• _Directions for this task_
Copy every record below exactly, leaving out any pictures.
-- Stored data follows --
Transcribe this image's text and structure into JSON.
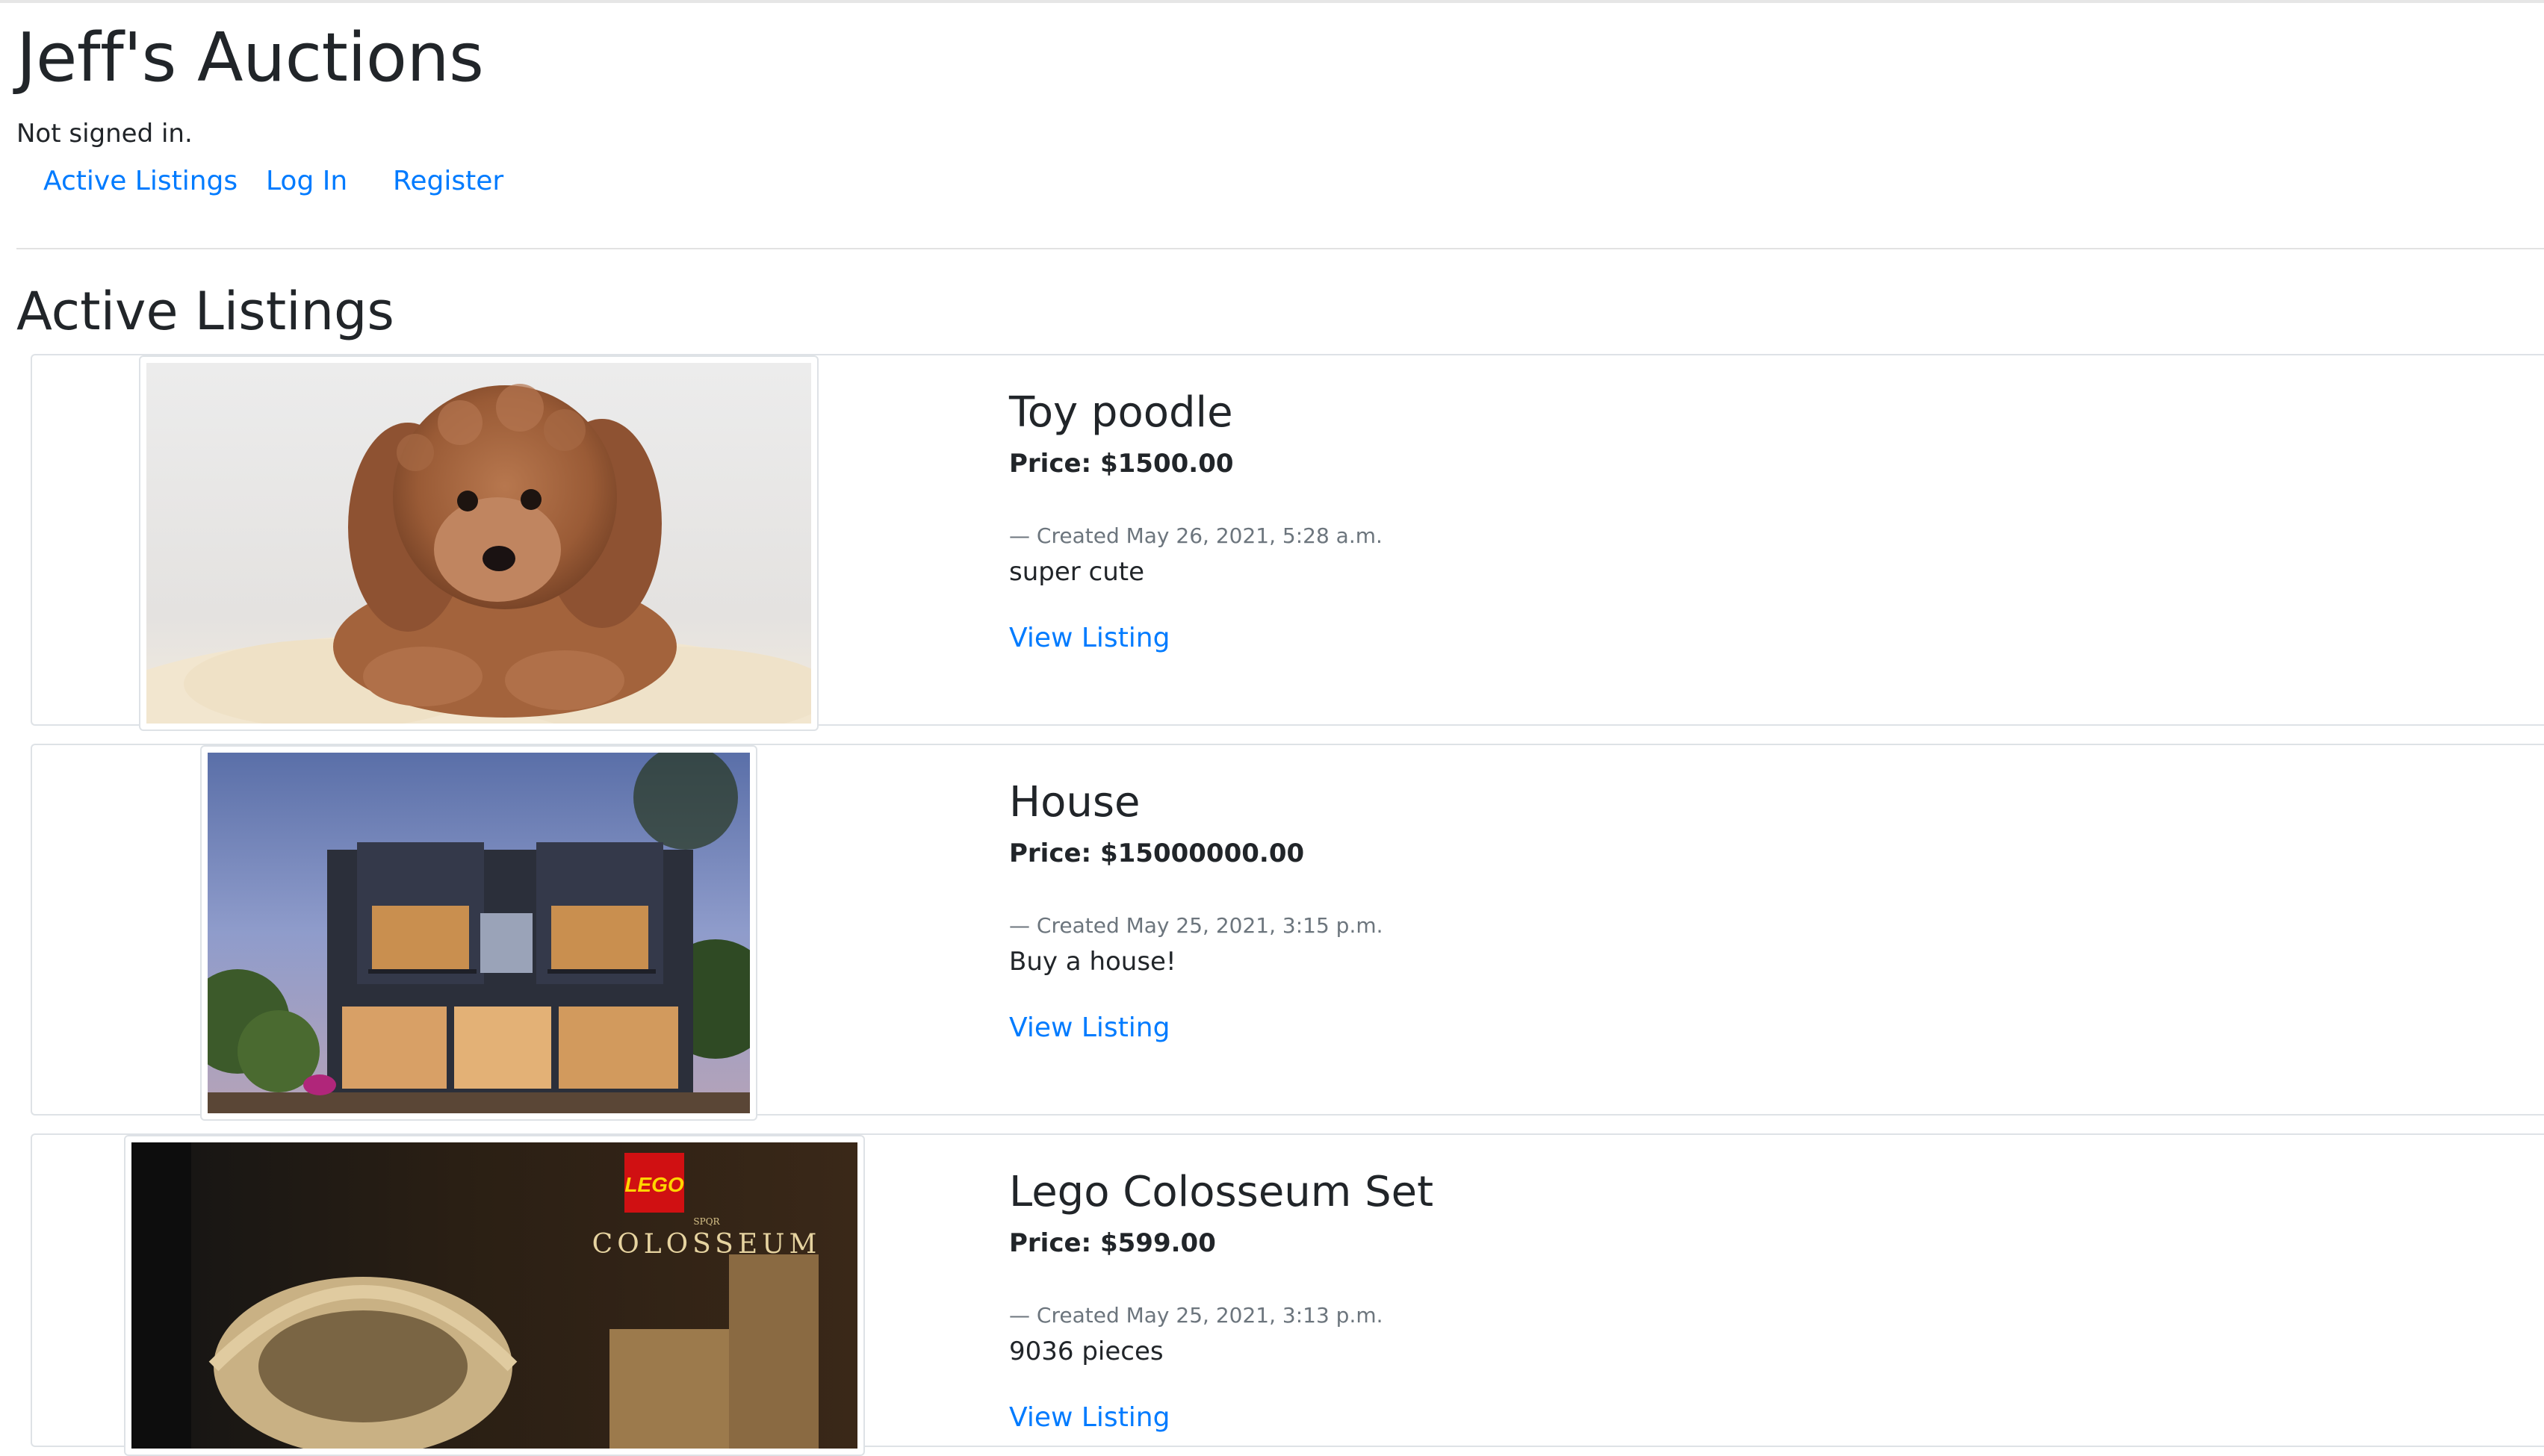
{
  "site": {
    "title": "Jeff's Auctions",
    "auth_status": "Not signed in."
  },
  "nav": {
    "items": [
      {
        "label": "Active Listings"
      },
      {
        "label": "Log In"
      },
      {
        "label": "Register"
      }
    ]
  },
  "main": {
    "section_title": "Active Listings",
    "listings": [
      {
        "title": "Toy poodle",
        "price": "Price: $1500.00",
        "created": "— Created May 26, 2021, 5:28 a.m.",
        "description": "super cute",
        "link_label": "View Listing"
      },
      {
        "title": "House",
        "price": "Price: $15000000.00",
        "created": "— Created May 25, 2021, 3:15 p.m.",
        "description": "Buy a house!",
        "link_label": "View Listing"
      },
      {
        "title": "Lego Colosseum Set",
        "price": "Price: $599.00",
        "created": "— Created May 25, 2021, 3:13 p.m.",
        "description": "9036 pieces",
        "link_label": "View Listing"
      }
    ],
    "images": {
      "lego_logo": "LEGO",
      "lego_box_text": "COLOSSEUM",
      "lego_box_small_text": "SPQR"
    }
  },
  "colors": {
    "link": "#007bff",
    "text": "#212529",
    "muted": "#6c757d",
    "border": "#dee2e6"
  }
}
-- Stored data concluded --
• _Solution for this task_
Transcribe this image's text and structure into JSON.
{
  "site": {
    "title": "Jeff's Auctions",
    "auth_status": "Not signed in."
  },
  "nav": {
    "items": [
      {
        "label": "Active Listings"
      },
      {
        "label": "Log In"
      },
      {
        "label": "Register"
      }
    ]
  },
  "main": {
    "section_title": "Active Listings",
    "listings": [
      {
        "title": "Toy poodle",
        "price": "Price: $1500.00",
        "created": "— Created May 26, 2021, 5:28 a.m.",
        "description": "super cute",
        "link_label": "View Listing"
      },
      {
        "title": "House",
        "price": "Price: $15000000.00",
        "created": "— Created May 25, 2021, 3:15 p.m.",
        "description": "Buy a house!",
        "link_label": "View Listing"
      },
      {
        "title": "Lego Colosseum Set",
        "price": "Price: $599.00",
        "created": "— Created May 25, 2021, 3:13 p.m.",
        "description": "9036 pieces",
        "link_label": "View Listing"
      }
    ],
    "images": {
      "lego_logo": "LEGO",
      "lego_box_text": "COLOSSEUM",
      "lego_box_small_text": "SPQR"
    }
  },
  "colors": {
    "link": "#007bff",
    "text": "#212529",
    "muted": "#6c757d",
    "border": "#dee2e6"
  }
}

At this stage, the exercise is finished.